Special Counsel Scott J. Bloch bypassed his own agency's computer technicians and instead hired an outside firm to perform a seven-level wipe, all but guaranteeing the files could never be restored. Although the official said he contracted the work after suspecting his computer was infected by a virus, a manager with the private firm said a wipe that thorough is an unusual way to treat a malware infection. The receipt for the work performed makes no mention of a virus.
Bloch's office is investigating whether Rove and other White House officials improperly used government agencies to help re-elect Republicans running from Congressional seats. In turn, Bloch has been the subject of a White House-ordered probe into whether he improperly retaliated against whistle-blowers in his own staff and dismissed cases brought to his agency.
Following the revelation of the computer wipes, federal investigators have requested Bloch turn over copies of personal files that he saved to his America Online account before his hard disk was scrubbed. Bloch has refused, saying the data, which included medical information, messages to his personal attorney and pictures from his son's tours of duty in Iraq, don't involve his official work.

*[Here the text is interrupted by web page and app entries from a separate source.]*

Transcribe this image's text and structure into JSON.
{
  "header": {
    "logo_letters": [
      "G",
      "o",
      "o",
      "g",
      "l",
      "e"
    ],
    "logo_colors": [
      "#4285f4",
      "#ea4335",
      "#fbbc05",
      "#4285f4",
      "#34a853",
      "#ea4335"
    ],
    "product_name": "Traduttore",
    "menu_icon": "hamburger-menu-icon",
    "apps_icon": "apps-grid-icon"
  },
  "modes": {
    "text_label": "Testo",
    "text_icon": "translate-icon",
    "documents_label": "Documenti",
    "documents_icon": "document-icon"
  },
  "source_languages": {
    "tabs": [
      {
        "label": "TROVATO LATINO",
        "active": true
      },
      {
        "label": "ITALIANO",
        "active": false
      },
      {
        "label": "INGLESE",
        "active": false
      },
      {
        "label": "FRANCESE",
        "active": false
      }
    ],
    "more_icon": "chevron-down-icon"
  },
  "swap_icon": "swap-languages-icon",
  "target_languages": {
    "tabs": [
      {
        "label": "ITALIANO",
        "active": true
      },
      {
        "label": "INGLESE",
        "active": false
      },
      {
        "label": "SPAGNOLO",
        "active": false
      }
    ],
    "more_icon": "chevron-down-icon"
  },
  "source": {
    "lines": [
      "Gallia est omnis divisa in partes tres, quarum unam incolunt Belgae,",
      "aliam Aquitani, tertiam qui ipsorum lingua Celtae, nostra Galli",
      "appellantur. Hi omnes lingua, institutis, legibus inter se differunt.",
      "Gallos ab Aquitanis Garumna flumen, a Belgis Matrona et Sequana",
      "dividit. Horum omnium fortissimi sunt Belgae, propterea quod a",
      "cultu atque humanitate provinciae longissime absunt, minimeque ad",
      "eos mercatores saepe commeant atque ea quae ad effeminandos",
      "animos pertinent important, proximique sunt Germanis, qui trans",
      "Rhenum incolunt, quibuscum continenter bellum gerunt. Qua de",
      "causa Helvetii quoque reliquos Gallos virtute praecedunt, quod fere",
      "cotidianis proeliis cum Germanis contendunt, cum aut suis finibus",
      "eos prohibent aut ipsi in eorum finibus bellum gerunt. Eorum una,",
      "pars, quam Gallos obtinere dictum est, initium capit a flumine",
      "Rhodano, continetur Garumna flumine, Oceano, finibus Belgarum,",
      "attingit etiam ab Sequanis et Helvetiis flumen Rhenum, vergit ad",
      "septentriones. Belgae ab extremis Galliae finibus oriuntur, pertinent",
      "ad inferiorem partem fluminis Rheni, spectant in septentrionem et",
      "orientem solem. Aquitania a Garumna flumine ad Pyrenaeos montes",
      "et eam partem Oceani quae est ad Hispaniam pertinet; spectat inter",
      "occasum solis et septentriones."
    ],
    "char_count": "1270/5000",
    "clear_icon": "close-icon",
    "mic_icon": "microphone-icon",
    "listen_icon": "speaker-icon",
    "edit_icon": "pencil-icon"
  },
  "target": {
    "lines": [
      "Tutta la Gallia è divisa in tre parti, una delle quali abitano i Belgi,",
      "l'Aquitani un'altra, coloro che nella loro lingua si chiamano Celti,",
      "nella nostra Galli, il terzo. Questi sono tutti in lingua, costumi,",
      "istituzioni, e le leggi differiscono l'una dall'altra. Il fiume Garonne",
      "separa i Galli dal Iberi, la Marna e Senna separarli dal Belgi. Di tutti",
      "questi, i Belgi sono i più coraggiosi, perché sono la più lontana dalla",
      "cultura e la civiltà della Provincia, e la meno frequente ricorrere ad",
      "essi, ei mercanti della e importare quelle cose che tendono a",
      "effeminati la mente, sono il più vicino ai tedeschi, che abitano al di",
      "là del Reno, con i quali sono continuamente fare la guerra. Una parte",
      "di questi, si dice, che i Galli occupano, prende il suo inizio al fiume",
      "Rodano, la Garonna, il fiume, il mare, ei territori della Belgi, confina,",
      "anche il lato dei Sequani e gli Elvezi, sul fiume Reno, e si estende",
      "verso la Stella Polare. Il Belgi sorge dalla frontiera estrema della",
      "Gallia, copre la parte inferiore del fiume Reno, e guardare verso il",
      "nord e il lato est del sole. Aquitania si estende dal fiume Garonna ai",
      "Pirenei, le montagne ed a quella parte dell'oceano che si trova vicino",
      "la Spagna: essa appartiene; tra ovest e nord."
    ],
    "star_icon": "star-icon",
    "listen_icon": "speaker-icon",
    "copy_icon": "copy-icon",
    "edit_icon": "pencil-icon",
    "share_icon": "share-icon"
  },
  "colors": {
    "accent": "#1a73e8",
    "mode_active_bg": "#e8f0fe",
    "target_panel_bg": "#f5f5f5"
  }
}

Bloch also says no documents relevant to any investigation have been purged. He has denied retaliating against whistle-blowers, characterizing the investigation, which began in 2005, as a "fishing expedition."